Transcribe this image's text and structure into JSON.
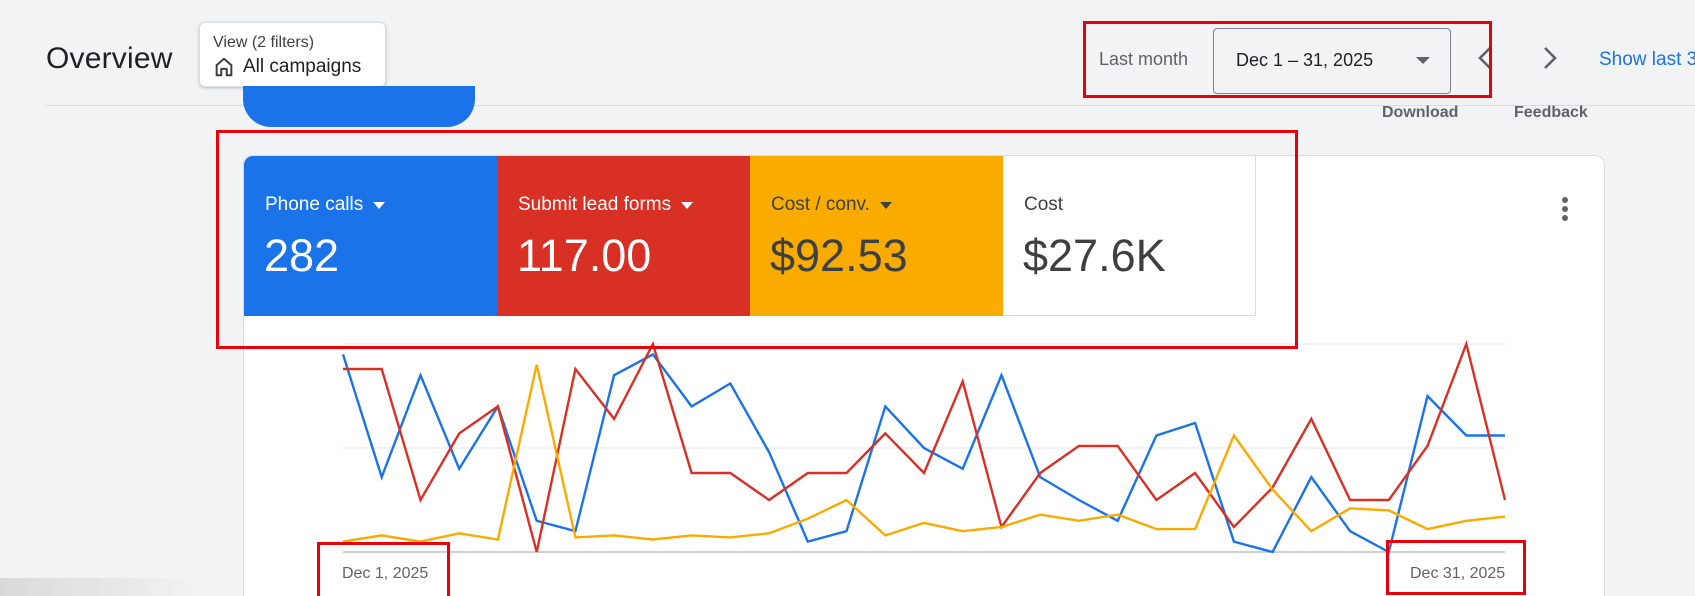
{
  "header": {
    "title": "Overview",
    "filter_chip": {
      "top": "View (2 filters)",
      "bottom": "All campaigns"
    },
    "date_label": "Last month",
    "date_range": "Dec 1 – 31, 2025",
    "show_last": "Show last 3",
    "actions": {
      "download": "Download",
      "feedback": "Feedback"
    }
  },
  "metrics": [
    {
      "label": "Phone calls",
      "value": "282",
      "color": "#1a73e8"
    },
    {
      "label": "Submit lead forms",
      "value": "117.00",
      "color": "#d93025"
    },
    {
      "label": "Cost / conv.",
      "value": "$92.53",
      "color": "#f9ab00"
    },
    {
      "label": "Cost",
      "value": "$27.6K",
      "color": "#ffffff"
    }
  ],
  "chart_data": {
    "type": "line",
    "x": [
      "Dec 1",
      "Dec 2",
      "Dec 3",
      "Dec 4",
      "Dec 5",
      "Dec 6",
      "Dec 7",
      "Dec 8",
      "Dec 9",
      "Dec 10",
      "Dec 11",
      "Dec 12",
      "Dec 13",
      "Dec 14",
      "Dec 15",
      "Dec 16",
      "Dec 17",
      "Dec 18",
      "Dec 19",
      "Dec 20",
      "Dec 21",
      "Dec 22",
      "Dec 23",
      "Dec 24",
      "Dec 25",
      "Dec 26",
      "Dec 27",
      "Dec 28",
      "Dec 29",
      "Dec 30",
      "Dec 31"
    ],
    "x_tick_labels": {
      "start": "Dec 1, 2025",
      "end": "Dec 31, 2025"
    },
    "ylim": [
      0,
      100
    ],
    "grid": true,
    "series": [
      {
        "color": "#1a73e8",
        "values": [
          95,
          36,
          85,
          40,
          70,
          15,
          10,
          85,
          95,
          70,
          81,
          48,
          5,
          10,
          70,
          50,
          40,
          85,
          36,
          25,
          15,
          56,
          62,
          5,
          0,
          36,
          10,
          0,
          75,
          56,
          56
        ]
      },
      {
        "color": "#d93025",
        "values": [
          88,
          88,
          25,
          57,
          70,
          0,
          88,
          64,
          100,
          38,
          38,
          25,
          38,
          38,
          57,
          38,
          82,
          12,
          38,
          51,
          51,
          25,
          38,
          12,
          31,
          64,
          25,
          25,
          51,
          100,
          25
        ]
      },
      {
        "color": "#f9ab00",
        "values": [
          5,
          8,
          5,
          9,
          6,
          90,
          7,
          8,
          6,
          8,
          7,
          9,
          16,
          25,
          8,
          14,
          10,
          12,
          18,
          15,
          18,
          11,
          11,
          56,
          30,
          10,
          21,
          20,
          11,
          15,
          17
        ]
      }
    ]
  }
}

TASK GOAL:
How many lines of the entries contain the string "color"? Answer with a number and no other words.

TASK SOLUTION:
7